The orchids my mother gave me when we first met are still alive, twelve days later. Although some of the buds remain closed as secrets. Twice since I carried them back, like a baby in a shawl, from her train station to mine, then home. Twice since then the whole glass carafe has crashed falling over, unprovoked, soaking my chest of drawers. All the broken waters. I have rearranged the upset orchids with troubled hands. Even after that the closed ones did not open out. The skin shut like an eye in the dark; the closed lid. Twelve days later, my mother’s hands are all I have. Her voice is fading fast. Even her voice rushes through a tunnel the other way from home. I close my eyes and try to remember exactly: a paisley pattern scarf, a brooch, a navy coat. A digital watch her daughter was wearing when she died. Now they hang their heads, and suddenly grow old – the proof of meeting. Still, her hands, awkward and hard to hold fold and unfold a green carrier bag as she tells the story of her life. Compressed. Airtight. A sad square, then a crumpled shape. A bag of tricks. Her secret life – a hidden album, a box of love letters. A door opens and closes. Time is outside waiting. I catch the draught in my winter room. Airlocks keep the cold air out. Boiling water makes flowers live longer. So does cutting the stems with a sharp knife.
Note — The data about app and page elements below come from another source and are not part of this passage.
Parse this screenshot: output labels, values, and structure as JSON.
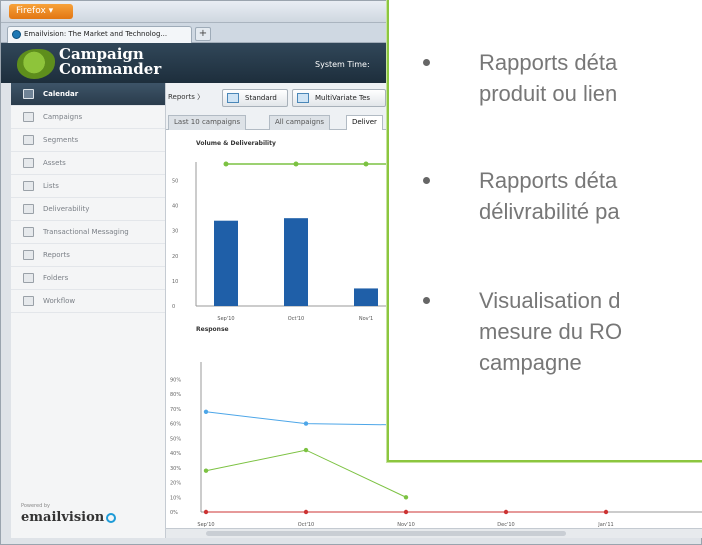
{
  "browser": {
    "menu_label": "Firefox ▾",
    "tab_title": "Emailvision: The Market and Technolog...",
    "newtab_label": "+"
  },
  "app": {
    "logo_line1": "Campaign",
    "logo_line2": "Commander",
    "system_time_label": "System Time:",
    "powered_by": "Powered by",
    "brand": "emailvision"
  },
  "sidebar": {
    "items": [
      {
        "label": "Calendar",
        "icon": "calendar-icon",
        "active": true
      },
      {
        "label": "Campaigns",
        "icon": "campaigns-icon"
      },
      {
        "label": "Segments",
        "icon": "segments-icon"
      },
      {
        "label": "Assets",
        "icon": "assets-icon"
      },
      {
        "label": "Lists",
        "icon": "lists-icon"
      },
      {
        "label": "Deliverability",
        "icon": "deliverability-icon"
      },
      {
        "label": "Transactional Messaging",
        "icon": "transactional-icon"
      },
      {
        "label": "Reports",
        "icon": "reports-icon"
      },
      {
        "label": "Folders",
        "icon": "folders-icon"
      },
      {
        "label": "Workflow",
        "icon": "workflow-icon"
      }
    ]
  },
  "toolbar": {
    "breadcrumb": "Reports",
    "separator": "〉",
    "standard_label": "Standard",
    "multivariate_label": "MultiVariate Tes"
  },
  "subtabs": [
    "Last 10 campaigns",
    "All campaigns",
    "Deliver"
  ],
  "chart_data": [
    {
      "type": "bar",
      "title": "Volume & Deliverability",
      "categories": [
        "Sep'10",
        "Oct'10",
        "Nov'1"
      ],
      "values": [
        34,
        35,
        7
      ],
      "ylim": [
        0,
        55
      ],
      "yticks": [
        "0",
        "10",
        "20",
        "30",
        "40",
        "50"
      ],
      "top_line_series": [
        {
          "name": "",
          "values": [
            57,
            57,
            57
          ]
        }
      ],
      "color": "#1f5fa8"
    },
    {
      "type": "line",
      "title": "Response",
      "categories": [
        "Sep'10",
        "Oct'10",
        "Nov'10",
        "Dec'10",
        "Jan'11"
      ],
      "yticks": [
        "0%",
        "10%",
        "20%",
        "30%",
        "40%",
        "50%",
        "60%",
        "70%",
        "80%",
        "90%"
      ],
      "ylim": [
        0,
        95
      ],
      "series": [
        {
          "name": "",
          "color": "#4da6e8",
          "values": [
            68,
            60,
            59
          ]
        },
        {
          "name": "",
          "color": "#7cc242",
          "values": [
            28,
            42,
            10
          ]
        },
        {
          "name": "",
          "color": "#cc3333",
          "values": [
            0,
            0,
            0,
            0,
            0
          ]
        }
      ]
    }
  ],
  "overlay": {
    "bullets": [
      {
        "line1": "Rapports déta",
        "line2": "produit ou lien"
      },
      {
        "line1": "Rapports déta",
        "line2": "délivrabilité pa"
      },
      {
        "line1": "Visualisation d",
        "line2": "mesure du RO",
        "line3": "campagne"
      }
    ]
  }
}
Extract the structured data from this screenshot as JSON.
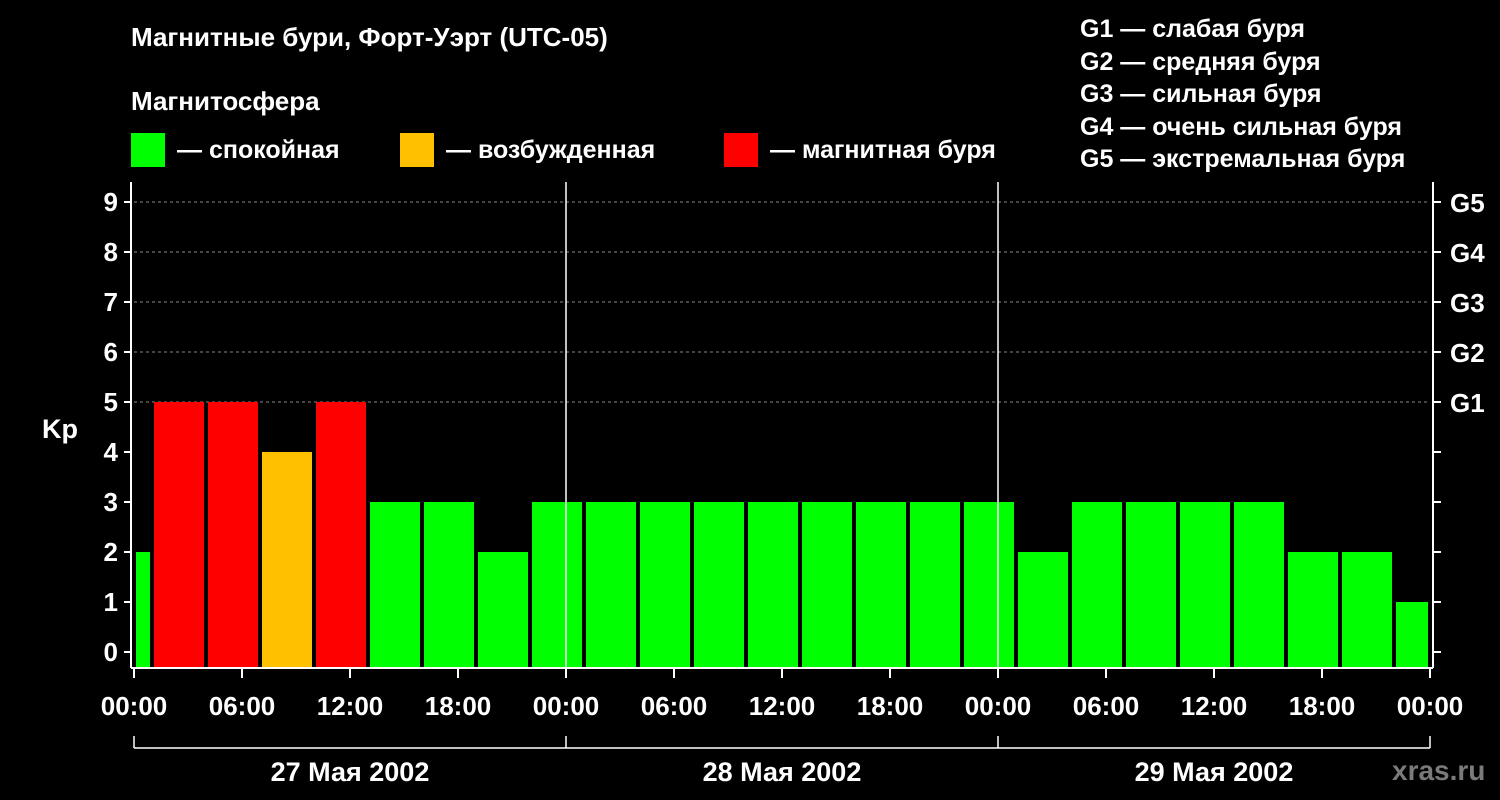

Jackie Kay was born and brought up in Scotland. She has published five collections of poetry for adults (The Adoption Papers won the Forward Prize, a Saltire Award and a Scottish Arts Council Book Award) and several for children. She was awarded an MBE in 2006.Read more about this poet